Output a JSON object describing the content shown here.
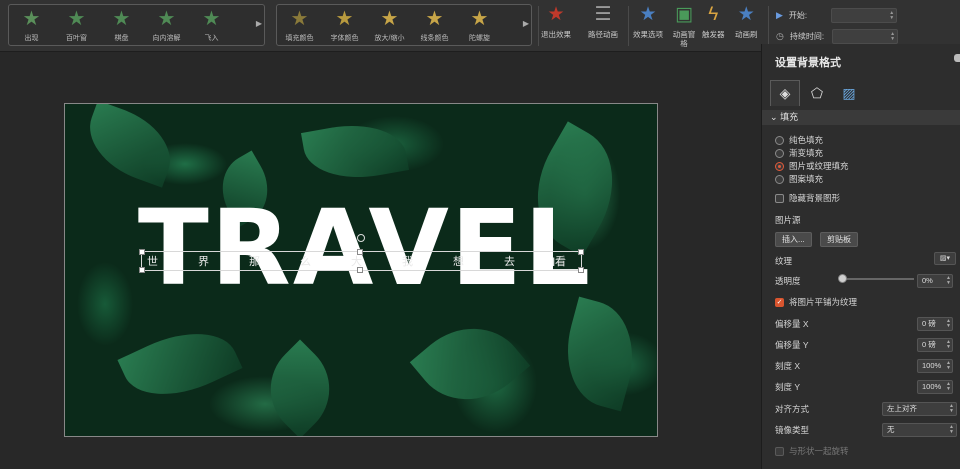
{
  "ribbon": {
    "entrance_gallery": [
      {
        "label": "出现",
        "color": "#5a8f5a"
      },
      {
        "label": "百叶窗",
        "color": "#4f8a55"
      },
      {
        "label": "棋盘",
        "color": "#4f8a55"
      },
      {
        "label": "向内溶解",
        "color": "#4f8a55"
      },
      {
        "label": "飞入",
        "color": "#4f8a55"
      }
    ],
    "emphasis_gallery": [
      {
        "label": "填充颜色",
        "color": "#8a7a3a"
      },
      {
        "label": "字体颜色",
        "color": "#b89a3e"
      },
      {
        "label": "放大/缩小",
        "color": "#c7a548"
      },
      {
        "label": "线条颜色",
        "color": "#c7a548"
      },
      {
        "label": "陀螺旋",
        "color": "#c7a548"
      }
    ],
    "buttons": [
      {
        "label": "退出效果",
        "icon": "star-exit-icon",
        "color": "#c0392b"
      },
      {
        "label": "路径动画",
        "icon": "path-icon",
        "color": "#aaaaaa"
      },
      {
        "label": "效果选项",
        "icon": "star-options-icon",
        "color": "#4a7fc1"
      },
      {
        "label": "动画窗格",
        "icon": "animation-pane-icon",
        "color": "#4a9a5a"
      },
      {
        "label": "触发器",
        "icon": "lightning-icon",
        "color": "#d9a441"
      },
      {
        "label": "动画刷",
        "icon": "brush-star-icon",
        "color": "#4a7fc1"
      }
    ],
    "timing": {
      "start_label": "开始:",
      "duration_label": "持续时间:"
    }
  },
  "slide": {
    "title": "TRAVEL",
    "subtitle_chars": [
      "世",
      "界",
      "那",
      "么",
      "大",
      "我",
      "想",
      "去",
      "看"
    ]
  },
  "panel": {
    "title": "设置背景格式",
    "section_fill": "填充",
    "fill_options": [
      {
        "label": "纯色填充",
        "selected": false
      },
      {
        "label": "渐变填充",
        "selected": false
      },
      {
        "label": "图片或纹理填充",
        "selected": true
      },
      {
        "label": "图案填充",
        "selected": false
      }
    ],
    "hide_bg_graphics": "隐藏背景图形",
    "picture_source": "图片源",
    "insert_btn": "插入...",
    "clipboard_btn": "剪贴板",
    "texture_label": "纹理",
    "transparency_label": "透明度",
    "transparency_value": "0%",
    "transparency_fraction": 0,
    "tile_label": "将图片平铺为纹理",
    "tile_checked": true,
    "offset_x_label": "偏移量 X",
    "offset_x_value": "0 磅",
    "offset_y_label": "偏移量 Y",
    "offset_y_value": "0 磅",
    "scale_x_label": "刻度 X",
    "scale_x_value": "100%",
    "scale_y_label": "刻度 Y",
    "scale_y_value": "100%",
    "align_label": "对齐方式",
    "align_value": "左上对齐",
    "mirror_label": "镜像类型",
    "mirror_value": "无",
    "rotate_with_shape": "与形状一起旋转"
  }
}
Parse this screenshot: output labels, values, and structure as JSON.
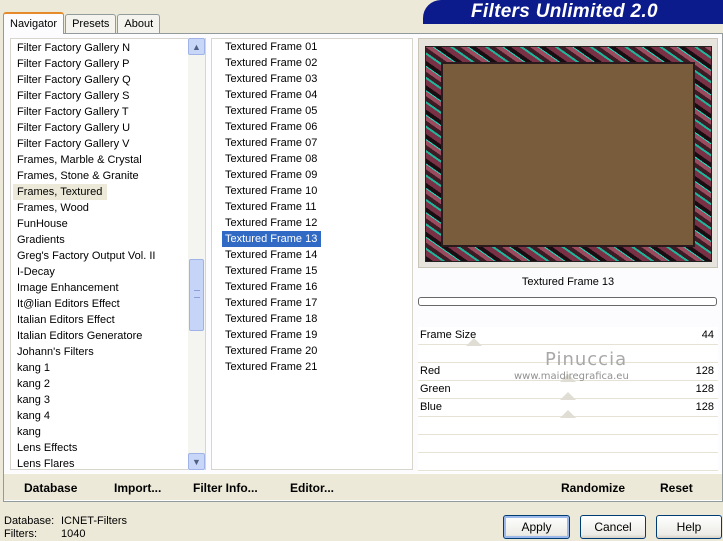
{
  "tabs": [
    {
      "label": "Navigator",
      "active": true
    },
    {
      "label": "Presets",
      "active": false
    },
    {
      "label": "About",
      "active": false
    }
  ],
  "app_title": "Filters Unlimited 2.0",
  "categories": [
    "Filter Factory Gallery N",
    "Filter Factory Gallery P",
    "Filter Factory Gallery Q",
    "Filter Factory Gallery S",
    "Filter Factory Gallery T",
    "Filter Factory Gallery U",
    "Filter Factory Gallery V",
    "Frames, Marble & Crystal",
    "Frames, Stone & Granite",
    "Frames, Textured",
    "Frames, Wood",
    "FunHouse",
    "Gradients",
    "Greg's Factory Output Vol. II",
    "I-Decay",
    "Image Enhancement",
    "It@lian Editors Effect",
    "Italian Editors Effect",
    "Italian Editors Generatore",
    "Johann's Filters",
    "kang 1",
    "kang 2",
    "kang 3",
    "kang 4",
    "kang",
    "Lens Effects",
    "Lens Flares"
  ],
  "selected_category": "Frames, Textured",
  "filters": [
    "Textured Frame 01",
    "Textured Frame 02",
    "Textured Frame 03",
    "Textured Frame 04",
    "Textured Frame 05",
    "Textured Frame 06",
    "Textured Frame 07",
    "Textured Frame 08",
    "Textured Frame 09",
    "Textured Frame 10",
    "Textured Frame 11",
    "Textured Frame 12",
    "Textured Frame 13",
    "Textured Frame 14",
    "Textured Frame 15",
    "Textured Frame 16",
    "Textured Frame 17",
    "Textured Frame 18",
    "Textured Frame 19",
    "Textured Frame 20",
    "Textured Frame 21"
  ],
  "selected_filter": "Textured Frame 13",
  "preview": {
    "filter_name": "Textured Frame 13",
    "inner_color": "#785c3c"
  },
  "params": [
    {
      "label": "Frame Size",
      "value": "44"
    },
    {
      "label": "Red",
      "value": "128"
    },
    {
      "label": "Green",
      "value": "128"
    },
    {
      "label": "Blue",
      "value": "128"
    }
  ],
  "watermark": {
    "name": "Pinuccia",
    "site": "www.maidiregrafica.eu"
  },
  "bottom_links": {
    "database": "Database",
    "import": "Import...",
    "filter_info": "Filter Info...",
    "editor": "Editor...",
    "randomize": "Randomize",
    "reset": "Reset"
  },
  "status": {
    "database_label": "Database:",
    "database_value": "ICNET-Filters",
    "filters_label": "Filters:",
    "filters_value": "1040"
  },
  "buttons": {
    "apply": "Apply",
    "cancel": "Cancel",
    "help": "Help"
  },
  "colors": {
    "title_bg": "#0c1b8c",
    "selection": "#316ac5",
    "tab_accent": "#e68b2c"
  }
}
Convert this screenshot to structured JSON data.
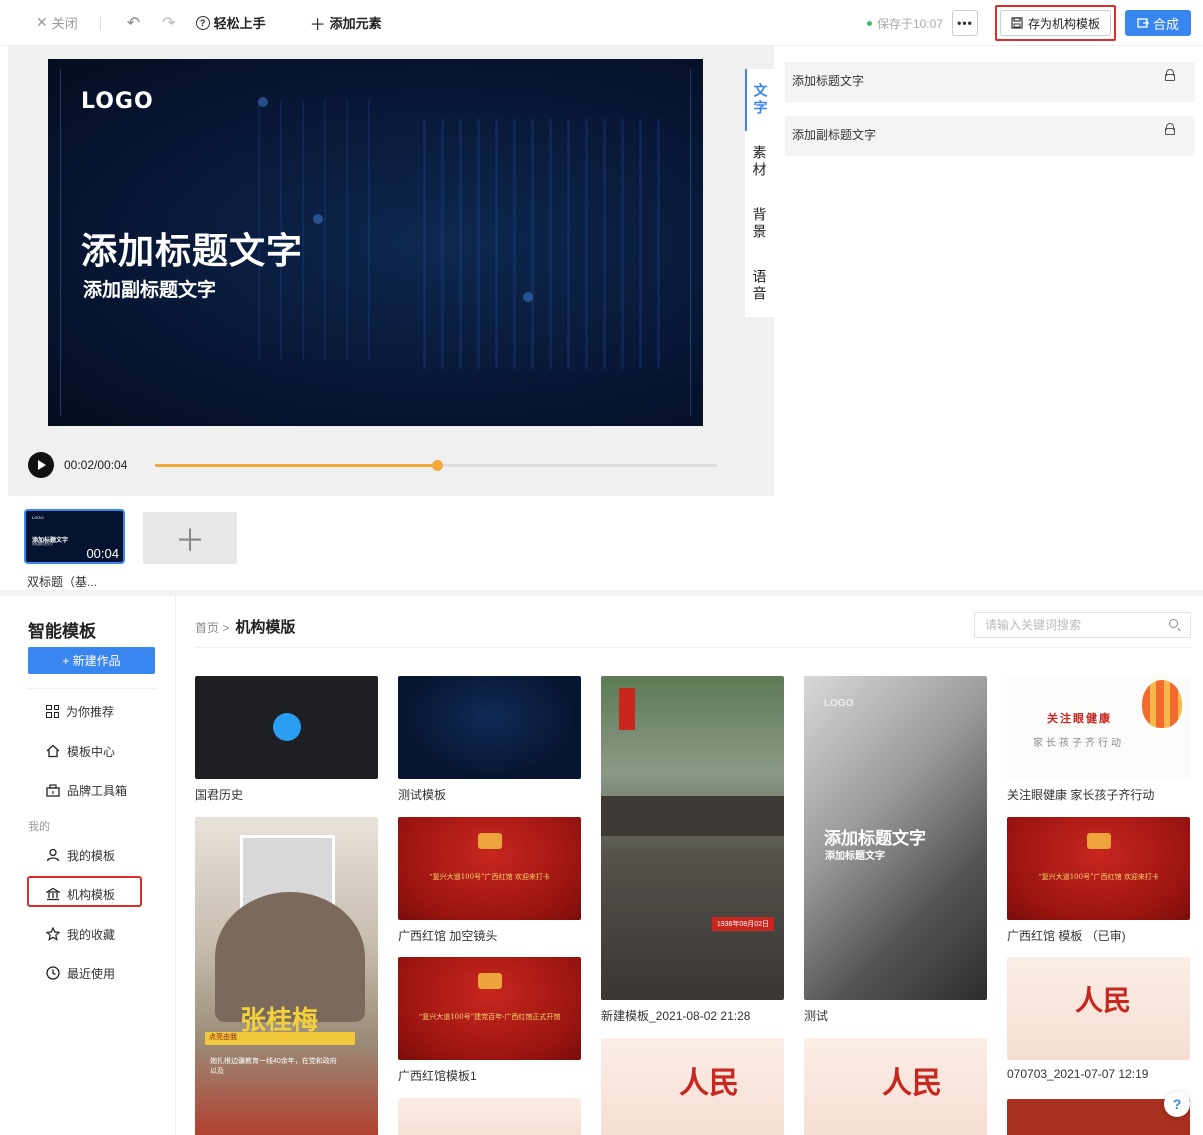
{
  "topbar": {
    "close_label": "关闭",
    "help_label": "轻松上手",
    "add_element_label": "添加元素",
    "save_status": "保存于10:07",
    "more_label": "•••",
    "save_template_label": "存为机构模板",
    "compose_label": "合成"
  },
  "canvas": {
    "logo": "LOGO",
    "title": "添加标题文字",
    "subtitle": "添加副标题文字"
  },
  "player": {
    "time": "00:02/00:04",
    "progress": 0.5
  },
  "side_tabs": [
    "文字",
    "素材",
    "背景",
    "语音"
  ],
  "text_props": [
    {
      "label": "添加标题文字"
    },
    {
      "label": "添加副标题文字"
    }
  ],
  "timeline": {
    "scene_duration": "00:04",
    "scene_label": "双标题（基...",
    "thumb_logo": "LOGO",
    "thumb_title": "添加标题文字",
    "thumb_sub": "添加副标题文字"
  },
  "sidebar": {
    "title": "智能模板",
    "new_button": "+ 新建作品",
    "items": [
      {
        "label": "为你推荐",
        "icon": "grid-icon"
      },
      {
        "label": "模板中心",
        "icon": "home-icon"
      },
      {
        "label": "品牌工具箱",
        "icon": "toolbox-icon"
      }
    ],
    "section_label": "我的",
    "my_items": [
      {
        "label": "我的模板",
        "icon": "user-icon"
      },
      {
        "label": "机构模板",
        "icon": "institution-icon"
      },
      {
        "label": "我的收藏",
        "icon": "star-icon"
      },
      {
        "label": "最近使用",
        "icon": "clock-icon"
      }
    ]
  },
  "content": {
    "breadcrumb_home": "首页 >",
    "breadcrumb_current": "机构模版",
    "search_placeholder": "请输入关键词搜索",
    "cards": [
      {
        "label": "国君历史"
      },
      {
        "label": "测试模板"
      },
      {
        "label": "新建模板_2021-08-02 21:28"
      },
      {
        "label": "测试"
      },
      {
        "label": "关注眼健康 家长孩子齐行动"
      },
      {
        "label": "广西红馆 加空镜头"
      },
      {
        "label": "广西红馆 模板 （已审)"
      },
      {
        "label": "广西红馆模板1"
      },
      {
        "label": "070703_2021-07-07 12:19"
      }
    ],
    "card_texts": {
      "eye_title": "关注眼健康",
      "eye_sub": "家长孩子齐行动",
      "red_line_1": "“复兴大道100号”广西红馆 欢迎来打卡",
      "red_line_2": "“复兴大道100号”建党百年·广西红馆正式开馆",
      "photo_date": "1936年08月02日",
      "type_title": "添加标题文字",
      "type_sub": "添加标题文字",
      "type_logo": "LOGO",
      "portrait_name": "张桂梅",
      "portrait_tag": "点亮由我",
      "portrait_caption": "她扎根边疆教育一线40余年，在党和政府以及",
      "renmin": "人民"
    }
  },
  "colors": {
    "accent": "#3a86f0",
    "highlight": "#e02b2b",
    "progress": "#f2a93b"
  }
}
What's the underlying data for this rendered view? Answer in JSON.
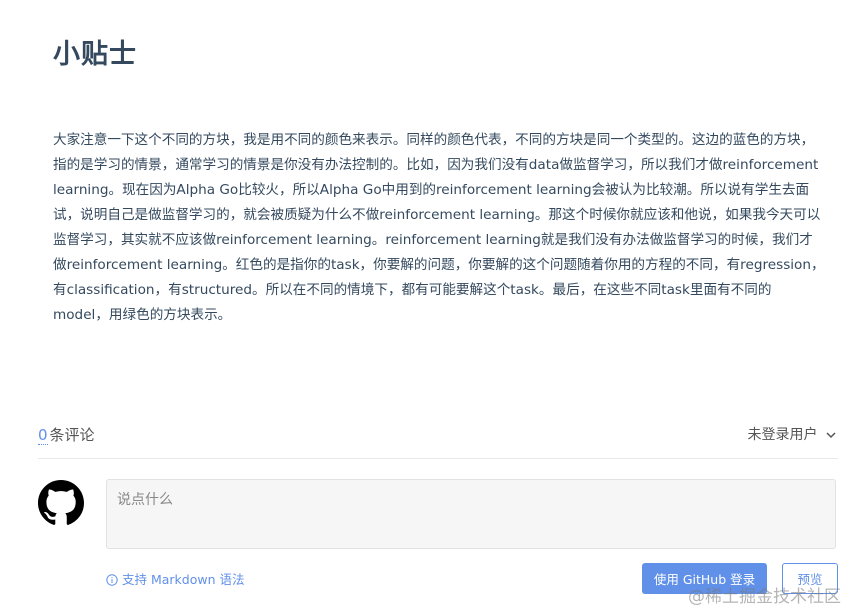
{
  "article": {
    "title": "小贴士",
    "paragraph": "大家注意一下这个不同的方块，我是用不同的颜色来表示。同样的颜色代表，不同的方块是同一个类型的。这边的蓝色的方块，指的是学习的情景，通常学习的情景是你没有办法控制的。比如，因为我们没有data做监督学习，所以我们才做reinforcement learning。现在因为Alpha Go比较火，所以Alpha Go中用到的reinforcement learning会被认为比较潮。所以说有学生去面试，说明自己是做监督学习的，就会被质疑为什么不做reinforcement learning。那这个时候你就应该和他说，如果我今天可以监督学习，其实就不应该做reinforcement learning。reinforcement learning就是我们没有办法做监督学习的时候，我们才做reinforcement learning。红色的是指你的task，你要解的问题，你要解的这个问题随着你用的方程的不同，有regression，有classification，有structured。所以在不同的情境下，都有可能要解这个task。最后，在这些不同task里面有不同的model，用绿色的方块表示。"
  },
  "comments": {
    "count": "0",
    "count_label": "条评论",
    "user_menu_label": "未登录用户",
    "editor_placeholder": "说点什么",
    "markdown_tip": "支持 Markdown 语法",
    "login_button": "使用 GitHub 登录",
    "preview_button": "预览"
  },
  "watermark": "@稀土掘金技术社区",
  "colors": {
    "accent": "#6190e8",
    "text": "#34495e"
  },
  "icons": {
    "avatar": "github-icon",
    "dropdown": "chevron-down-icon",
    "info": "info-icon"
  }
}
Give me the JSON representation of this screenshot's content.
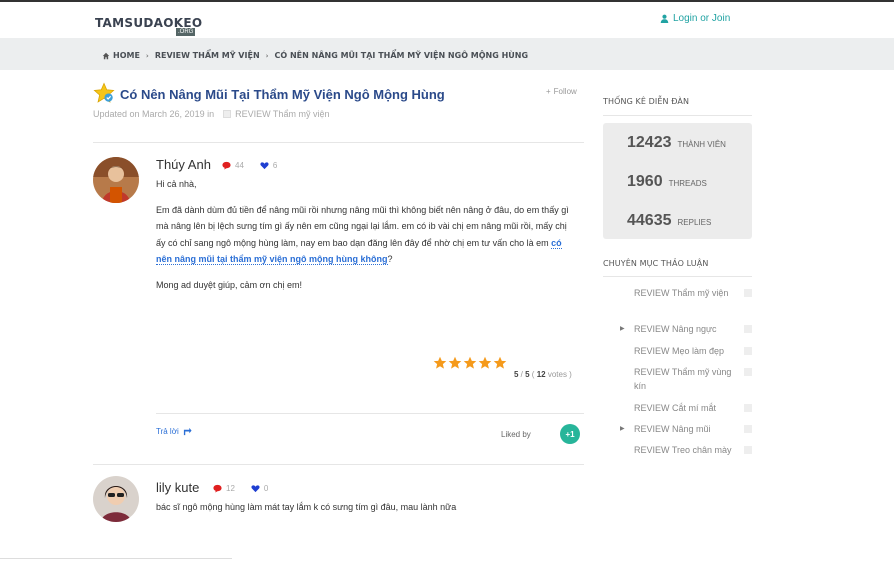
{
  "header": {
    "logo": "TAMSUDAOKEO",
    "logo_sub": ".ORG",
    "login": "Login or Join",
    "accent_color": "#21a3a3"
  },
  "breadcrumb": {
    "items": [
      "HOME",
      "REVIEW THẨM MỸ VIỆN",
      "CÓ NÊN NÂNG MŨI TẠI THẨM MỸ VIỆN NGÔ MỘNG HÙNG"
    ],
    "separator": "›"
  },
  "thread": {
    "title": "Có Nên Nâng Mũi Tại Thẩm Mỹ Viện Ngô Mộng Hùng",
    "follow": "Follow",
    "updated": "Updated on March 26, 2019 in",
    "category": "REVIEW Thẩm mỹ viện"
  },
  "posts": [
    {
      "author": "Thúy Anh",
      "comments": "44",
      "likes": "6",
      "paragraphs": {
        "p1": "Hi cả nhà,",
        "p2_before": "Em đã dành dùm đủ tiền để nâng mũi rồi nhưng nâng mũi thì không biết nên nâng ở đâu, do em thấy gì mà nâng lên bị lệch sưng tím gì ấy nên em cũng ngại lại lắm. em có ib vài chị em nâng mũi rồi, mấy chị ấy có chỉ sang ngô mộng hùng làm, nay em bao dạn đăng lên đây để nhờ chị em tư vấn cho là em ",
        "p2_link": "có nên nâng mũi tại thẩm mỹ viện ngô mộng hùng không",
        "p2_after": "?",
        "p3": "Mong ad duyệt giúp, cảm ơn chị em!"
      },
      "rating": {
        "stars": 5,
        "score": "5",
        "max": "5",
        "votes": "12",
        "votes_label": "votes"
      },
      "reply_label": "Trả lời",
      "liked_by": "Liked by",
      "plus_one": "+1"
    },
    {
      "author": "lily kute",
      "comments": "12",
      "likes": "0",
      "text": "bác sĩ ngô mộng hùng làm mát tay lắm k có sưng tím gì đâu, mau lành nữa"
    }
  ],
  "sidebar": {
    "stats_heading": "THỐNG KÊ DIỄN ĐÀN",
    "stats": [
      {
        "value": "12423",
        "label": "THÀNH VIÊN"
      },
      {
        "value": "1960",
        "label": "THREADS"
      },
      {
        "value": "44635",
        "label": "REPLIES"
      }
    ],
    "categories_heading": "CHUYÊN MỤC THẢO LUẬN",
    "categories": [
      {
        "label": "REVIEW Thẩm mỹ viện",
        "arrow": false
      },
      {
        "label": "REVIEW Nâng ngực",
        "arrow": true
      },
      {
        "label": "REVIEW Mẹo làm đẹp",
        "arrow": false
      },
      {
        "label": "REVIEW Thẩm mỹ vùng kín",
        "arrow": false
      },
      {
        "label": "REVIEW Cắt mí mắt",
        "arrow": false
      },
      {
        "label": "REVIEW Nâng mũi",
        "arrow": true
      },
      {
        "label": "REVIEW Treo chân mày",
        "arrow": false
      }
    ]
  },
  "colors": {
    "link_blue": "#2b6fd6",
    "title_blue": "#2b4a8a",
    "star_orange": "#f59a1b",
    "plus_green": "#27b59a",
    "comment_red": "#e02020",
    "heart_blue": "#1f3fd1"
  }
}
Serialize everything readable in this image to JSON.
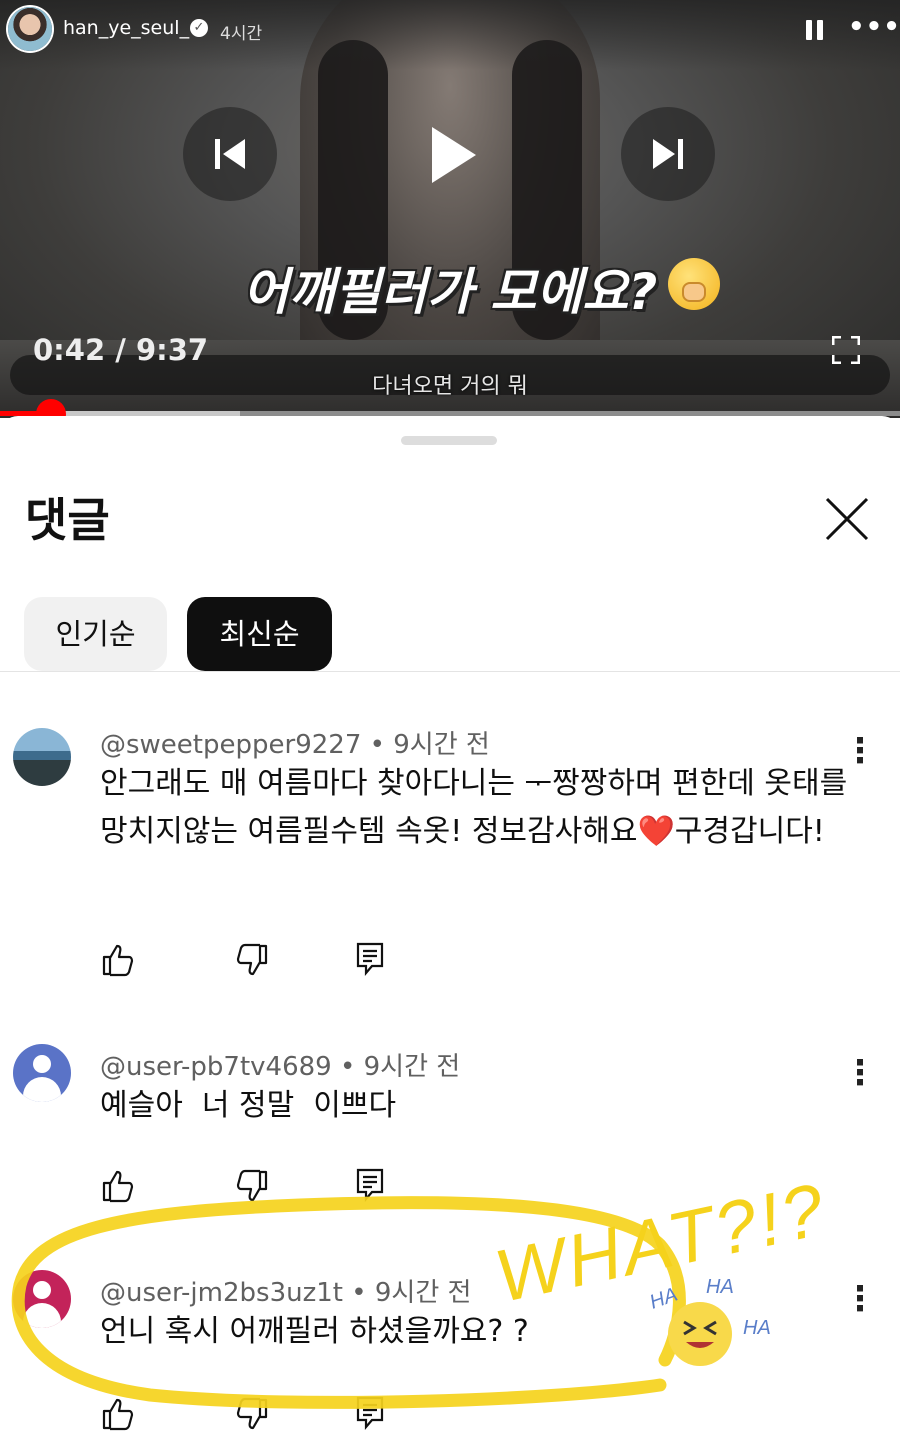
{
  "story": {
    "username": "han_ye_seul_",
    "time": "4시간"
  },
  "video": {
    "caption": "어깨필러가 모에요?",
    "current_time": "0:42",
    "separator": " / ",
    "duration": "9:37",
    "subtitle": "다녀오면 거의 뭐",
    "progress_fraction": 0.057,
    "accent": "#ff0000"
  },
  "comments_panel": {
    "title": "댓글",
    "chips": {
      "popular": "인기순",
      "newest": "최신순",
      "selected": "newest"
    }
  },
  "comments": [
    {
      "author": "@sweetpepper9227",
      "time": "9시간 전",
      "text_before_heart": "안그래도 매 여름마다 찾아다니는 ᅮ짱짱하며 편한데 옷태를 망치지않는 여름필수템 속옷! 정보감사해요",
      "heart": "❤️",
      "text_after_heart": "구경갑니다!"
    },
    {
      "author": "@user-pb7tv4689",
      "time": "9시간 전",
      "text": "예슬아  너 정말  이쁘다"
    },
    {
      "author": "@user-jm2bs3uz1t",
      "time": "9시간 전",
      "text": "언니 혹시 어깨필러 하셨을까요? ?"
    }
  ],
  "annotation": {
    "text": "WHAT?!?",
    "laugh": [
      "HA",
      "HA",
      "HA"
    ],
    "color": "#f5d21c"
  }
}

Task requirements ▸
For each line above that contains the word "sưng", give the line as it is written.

Exercise answer ▸
        "p2_before": "Em đã dành dùm đủ tiền để nâng mũi rồi nhưng nâng mũi thì không biết nên nâng ở đâu, do em thấy gì mà nâng lên bị lệch sưng tím gì ấy nên em cũng ngại lại lắm. em có ib vài chị em nâng mũi rồi, mấy chị ấy có chỉ sang ngô mộng hùng làm, nay em bao dạn đăng lên đây để nhờ chị em tư vấn cho là em ",
      "text": "bác sĩ ngô mộng hùng làm mát tay lắm k có sưng tím gì đâu, mau lành nữa"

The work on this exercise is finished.